University of Southern Maine study looks at the closest ambulances in rural communities


News Center Maine/YouTube

By Bill Carey

PORTLAND, Maine — A study about rural EMS revealed that six percent of Maine’s total population, or 82,000 Mainers, live in ambulance deserts, a location where the closest ambulance is at least 25 minutes.

Research from the University of Southern Maine shows the state has 215 ambulance stations. Two-thirds of people residing in ambulance deserts reportedly live in rural counties, News Center Maine reported.

“You are more likely to die if you have a cardiac arrest if you live in an ambulance desert. You just will not get to a health facility in time,” Yvonne Jonk, Maine Rural Health Research Center’s Deputy Director and faculty member at USM, said.

Jonk hopes the research will get the attention of state leaders to see the need for more assistance in the state’s EMS system, especially for rural providers.

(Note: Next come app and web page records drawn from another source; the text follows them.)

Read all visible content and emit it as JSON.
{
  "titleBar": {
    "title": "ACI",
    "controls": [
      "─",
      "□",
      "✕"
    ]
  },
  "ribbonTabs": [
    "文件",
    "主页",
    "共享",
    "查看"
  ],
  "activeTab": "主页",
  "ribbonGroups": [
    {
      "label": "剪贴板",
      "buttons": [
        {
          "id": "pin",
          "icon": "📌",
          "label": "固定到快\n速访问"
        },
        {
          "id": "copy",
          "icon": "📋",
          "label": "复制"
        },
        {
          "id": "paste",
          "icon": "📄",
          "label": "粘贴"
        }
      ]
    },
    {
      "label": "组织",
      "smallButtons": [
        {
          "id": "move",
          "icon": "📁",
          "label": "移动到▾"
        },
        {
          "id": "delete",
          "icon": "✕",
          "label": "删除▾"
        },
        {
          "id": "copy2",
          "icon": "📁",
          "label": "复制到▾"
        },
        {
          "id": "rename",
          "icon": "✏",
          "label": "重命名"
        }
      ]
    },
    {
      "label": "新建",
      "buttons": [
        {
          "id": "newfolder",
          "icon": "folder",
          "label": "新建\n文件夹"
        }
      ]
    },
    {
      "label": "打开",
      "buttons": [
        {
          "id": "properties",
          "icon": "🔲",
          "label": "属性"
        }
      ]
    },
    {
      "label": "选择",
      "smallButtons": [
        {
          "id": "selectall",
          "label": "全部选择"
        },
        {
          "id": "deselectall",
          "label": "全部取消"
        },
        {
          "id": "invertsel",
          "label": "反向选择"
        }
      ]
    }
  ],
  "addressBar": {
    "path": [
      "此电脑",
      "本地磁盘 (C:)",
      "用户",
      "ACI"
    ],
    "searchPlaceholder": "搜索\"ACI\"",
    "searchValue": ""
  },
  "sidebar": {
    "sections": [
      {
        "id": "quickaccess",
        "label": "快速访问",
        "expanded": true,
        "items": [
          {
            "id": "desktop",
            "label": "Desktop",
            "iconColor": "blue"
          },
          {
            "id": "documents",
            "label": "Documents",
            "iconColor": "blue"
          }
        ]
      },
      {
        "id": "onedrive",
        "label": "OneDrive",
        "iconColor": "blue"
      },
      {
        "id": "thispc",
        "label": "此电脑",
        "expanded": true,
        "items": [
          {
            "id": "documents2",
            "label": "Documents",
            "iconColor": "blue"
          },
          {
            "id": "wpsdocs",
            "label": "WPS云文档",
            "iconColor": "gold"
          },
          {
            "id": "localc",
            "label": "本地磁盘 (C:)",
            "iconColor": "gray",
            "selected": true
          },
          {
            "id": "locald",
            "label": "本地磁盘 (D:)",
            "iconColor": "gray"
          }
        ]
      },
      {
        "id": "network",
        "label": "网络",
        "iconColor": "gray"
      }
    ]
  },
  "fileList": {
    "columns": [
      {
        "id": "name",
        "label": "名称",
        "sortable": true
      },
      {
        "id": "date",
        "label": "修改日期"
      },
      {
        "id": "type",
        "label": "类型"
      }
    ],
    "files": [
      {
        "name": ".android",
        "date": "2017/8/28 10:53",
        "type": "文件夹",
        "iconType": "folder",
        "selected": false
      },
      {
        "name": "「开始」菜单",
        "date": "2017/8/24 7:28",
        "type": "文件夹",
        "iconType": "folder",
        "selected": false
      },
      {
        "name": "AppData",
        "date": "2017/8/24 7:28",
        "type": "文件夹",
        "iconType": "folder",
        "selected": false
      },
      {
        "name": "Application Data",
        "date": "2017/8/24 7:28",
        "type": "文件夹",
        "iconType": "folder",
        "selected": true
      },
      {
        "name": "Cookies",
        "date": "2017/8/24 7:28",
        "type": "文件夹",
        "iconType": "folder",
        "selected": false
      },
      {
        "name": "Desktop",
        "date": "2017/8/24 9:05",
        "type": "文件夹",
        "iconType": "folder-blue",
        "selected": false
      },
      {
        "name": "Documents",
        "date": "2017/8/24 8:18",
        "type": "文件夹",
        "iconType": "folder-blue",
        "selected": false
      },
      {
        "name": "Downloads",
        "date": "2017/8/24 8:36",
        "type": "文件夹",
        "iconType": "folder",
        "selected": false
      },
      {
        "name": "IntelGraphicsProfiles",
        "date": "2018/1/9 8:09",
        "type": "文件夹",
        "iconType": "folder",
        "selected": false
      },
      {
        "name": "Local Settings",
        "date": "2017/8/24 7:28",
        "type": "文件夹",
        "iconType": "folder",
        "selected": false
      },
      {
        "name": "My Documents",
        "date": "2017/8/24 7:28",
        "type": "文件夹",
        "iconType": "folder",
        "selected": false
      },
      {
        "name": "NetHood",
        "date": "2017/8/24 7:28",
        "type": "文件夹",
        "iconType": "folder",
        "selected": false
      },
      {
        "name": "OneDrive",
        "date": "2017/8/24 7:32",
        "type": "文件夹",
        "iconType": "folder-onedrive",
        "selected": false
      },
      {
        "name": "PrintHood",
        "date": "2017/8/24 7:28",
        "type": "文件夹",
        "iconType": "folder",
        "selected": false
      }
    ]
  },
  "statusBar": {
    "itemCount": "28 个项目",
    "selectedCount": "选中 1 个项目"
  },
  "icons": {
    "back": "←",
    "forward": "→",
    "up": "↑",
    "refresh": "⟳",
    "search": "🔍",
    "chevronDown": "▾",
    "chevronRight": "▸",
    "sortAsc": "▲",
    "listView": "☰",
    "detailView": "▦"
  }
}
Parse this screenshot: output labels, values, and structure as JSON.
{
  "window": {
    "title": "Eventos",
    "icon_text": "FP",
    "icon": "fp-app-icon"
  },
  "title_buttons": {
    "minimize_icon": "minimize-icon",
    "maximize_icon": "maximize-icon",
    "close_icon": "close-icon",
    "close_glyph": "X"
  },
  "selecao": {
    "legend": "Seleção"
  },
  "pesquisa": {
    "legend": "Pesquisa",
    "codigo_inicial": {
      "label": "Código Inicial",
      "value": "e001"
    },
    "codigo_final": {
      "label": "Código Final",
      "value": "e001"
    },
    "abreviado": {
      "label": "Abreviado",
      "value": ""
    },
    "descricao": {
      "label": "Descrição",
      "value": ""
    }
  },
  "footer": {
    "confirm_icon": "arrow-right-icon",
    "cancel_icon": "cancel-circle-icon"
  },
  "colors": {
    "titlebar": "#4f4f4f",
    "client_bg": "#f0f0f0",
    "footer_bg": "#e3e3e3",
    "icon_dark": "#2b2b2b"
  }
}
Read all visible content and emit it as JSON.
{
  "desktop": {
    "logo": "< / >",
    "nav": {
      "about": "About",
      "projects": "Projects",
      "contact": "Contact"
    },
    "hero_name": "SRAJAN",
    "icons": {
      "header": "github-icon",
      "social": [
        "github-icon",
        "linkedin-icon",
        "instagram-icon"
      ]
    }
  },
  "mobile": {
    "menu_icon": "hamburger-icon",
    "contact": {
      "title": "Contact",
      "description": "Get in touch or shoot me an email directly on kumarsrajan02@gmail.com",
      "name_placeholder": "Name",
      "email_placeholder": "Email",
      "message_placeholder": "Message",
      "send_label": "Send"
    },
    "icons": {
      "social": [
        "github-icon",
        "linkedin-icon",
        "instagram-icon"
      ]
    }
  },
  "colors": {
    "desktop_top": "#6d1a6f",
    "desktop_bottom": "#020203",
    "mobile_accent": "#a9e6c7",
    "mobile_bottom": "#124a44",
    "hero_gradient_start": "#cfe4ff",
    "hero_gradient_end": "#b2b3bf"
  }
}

The research, combined with what lawmakers know about the shortfalls in EMS could create a regionalized system with better coordination between separate EMS providers.